“I get the ride the Honda Six,” he says. “It’s one of three iconic motorbikes in the world.”
The other two - in Martin’s view - are The Britten and Steve Burns’ Monster. “It was Steve Burns’ Monster that set the whole Fireblade thing off and that started the whole sports bike thing,” says Martin. “He was just a college lecturer but he used to build these mental bikes.”
But back to the TT…
“I initially came back and signed up because it was Honda. I’ve ridden a Honda but I have never rode for Honda - and on Dunlops! But that’s not to say there’s anything wrong with Pirellis. I was going into the team on my terms. I don’t have to do any press or anything like that I just get to ride the bike.”
So with the no-press deal, the factory package and the freedom to choose which races he wanted to compete in, it was a no-brainer for Martin.
He said: “I never said this publicly but I had finished racing but Neil Tuxworth kept coming and coming back. I like the man and he made it where I can’t say no.”
Riding for the Honda factory team also meant that, perhaps, this could be the ingredients for that long-anticipated TT win. He has, after all, the holy trinity of requirements: a great machine, Dunlop tyres and a speedy man in the saddle (let’s not forget that Martin is among the fastest around the Isle of Man).
“Obviously, this was my best chance of success at the TT,” he said. “Even though that didn’t bother me. People are saying ‘you could win a TT now’ and yes, I would like to win a TT but it’s not the be-all-and-end-all. It’s only a motorbike race.”
And here, Martin’s enlightened life-outlook kicks in: “It’s a motorbike race and it is great but you have to open your eyes.”
And it’s because he’s opened his eyes that he’s agreed to race this year. “That’s why I thought about racing now because I’m planning my next adventure, which I’m going to do next year.”
However, what he thought would be a pursuit of pure racing has become something of a technical adventure.
“Now I’m seeing it as a different thing. I’m probably more into it now than I was at the start because it’s all development.”
Indeed, McGuinness and Martin have been helping Honda develop the new Fireblade by feeding back their analysis to the marque’s research and development department in Japan.
But he’s quick to add that this development is far from revolutionary. This is not, he says, anything like the development of the Honda RC166 - the ‘Six’.
“That was groundbreaking. We’re just refining this bike. The thing is far from a heap of sh*t. It’s a fu*king good motorbike and what we’re trying to do is get the upmost out of it. We’re fine tuning.
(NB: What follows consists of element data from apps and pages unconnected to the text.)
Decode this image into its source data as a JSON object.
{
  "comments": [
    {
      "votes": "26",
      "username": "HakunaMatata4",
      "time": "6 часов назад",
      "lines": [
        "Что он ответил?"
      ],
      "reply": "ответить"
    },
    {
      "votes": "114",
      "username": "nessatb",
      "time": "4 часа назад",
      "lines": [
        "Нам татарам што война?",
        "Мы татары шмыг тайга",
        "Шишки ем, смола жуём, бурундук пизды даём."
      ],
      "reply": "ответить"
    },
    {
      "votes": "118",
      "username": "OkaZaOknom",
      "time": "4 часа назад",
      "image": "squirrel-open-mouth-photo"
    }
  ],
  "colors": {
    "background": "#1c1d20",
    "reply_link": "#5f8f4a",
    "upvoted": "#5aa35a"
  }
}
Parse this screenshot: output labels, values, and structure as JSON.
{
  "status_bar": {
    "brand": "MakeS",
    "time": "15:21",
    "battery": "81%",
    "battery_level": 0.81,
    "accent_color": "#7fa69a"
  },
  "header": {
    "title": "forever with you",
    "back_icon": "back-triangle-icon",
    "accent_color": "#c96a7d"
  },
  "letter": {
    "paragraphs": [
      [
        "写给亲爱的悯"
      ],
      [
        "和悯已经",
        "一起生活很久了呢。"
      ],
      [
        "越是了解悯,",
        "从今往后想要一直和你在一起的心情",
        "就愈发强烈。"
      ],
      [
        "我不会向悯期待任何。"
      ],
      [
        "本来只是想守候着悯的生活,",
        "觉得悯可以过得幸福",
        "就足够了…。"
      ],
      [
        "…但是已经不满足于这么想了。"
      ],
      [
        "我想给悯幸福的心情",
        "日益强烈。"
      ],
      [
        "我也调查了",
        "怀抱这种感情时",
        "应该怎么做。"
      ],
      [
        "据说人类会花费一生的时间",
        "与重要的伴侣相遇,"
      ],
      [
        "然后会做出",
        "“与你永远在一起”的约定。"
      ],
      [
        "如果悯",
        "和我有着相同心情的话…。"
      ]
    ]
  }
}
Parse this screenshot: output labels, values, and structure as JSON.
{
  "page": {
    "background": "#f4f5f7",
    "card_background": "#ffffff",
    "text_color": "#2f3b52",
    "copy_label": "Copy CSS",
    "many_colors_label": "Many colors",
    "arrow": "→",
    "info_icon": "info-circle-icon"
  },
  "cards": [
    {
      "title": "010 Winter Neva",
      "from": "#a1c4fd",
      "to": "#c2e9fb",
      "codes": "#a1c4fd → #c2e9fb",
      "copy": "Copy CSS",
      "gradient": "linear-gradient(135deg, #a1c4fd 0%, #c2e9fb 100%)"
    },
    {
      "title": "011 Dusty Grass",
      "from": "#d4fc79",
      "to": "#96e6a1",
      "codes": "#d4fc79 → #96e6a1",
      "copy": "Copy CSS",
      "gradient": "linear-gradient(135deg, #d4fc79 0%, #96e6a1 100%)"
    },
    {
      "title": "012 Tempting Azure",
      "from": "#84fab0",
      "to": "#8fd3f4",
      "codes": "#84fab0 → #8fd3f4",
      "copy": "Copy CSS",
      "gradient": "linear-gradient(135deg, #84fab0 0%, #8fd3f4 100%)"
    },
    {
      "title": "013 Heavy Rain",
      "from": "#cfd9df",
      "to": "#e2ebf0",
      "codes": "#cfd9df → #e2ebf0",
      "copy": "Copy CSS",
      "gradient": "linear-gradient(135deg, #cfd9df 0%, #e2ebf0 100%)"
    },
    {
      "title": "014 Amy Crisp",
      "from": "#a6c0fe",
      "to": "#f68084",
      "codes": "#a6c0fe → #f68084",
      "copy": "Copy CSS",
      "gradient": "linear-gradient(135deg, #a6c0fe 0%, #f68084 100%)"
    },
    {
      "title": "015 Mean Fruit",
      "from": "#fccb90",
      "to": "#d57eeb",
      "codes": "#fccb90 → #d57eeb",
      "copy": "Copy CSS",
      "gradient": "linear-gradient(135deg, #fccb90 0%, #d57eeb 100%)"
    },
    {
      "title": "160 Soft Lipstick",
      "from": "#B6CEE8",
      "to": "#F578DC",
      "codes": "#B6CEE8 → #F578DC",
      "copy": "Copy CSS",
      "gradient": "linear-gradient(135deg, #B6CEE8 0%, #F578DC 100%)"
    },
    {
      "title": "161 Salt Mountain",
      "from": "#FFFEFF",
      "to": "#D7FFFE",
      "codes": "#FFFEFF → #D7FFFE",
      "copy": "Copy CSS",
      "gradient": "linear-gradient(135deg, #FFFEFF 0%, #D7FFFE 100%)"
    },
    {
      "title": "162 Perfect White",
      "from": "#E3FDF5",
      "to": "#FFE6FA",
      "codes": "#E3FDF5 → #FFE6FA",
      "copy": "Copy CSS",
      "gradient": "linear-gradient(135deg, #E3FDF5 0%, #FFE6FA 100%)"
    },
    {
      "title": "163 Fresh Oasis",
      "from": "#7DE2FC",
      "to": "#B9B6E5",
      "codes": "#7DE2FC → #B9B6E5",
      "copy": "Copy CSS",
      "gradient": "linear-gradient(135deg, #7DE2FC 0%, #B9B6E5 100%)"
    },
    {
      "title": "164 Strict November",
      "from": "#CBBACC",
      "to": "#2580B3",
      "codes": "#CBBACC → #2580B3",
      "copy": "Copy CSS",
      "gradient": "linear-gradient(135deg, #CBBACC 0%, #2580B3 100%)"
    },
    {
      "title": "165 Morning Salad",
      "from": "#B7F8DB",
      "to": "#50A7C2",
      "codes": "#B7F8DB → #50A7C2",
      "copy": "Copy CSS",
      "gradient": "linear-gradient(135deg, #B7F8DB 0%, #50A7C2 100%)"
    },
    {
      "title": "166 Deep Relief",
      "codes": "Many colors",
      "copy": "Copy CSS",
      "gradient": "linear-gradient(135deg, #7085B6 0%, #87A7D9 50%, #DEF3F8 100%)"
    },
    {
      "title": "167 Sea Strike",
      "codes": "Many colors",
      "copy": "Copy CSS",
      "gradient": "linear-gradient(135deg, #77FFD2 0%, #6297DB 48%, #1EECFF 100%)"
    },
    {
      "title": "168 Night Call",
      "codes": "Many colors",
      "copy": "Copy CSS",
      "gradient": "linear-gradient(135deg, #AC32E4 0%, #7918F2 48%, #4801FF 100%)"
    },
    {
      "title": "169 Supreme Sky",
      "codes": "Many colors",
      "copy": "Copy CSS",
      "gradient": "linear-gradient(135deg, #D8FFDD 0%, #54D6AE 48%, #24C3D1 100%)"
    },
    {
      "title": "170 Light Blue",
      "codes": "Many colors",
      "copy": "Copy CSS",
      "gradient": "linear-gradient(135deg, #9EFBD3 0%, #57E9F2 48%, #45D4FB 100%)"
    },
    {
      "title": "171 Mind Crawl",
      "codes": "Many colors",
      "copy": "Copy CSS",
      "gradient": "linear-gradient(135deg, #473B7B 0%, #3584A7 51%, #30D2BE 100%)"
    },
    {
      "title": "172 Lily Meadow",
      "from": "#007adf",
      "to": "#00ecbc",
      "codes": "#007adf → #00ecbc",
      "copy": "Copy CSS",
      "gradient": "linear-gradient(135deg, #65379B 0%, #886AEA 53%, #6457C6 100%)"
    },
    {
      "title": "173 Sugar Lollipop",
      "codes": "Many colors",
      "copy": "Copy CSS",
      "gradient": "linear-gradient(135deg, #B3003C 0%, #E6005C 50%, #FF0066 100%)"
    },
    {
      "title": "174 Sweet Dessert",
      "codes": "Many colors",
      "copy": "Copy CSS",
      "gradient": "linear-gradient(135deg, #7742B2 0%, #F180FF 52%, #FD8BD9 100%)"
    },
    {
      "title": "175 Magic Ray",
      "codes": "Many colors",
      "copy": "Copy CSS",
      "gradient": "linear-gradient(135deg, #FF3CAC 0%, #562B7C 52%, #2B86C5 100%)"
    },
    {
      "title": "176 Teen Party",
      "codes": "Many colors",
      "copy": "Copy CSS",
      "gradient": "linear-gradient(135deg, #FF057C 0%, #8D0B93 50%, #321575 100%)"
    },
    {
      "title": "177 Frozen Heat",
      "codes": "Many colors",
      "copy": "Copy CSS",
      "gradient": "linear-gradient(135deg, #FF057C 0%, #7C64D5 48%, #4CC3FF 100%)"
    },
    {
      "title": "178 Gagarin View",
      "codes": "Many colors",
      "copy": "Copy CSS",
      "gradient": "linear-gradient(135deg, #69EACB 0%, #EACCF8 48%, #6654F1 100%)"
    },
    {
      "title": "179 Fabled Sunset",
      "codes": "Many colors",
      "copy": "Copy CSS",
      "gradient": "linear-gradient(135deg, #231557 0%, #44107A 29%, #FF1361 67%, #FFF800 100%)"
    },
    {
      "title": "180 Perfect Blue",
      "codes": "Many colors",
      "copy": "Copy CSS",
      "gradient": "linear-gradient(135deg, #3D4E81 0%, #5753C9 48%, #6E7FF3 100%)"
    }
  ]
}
We’re not re-inventing 250cc machines.”
But technical innovation is really where Martin’s at. “That’s why I raced at Pike’s Peak,” he said. “Because no-one had ever done that before with a turbo bike and that made me realise that I should have stopped racing a long time ago because I enjoy building stuff more than I do riding stuff but to combine the two this year is great.
And as for next year’s adventure, he says: “I’ve got a couple of jobs on. I’m building a special pick-up truck car. I’m going to and race that next year and race it at Pike’s Peak the year after, which is a real revolutionary thing, it’s the oddest thing but it’s going to be trick as fu*k.”
But that’s a way off. With only a few weeks to go all focus is now on the TT, with the Northwest just before. “That’s a means to an end,” he says. “We’ll learn a bit more about the bike and make the bike better and then move onto the next race and make the bike a bit better. I’m going through that with a very pragmatic approach and I like that.”
“It’s a journey. That’s what it is,” he says, with the sort of wisdom you expect of a Buddhist monk. But then, with Martin, you never know: maybe ‘Buddhist monk’ will be on his list next year.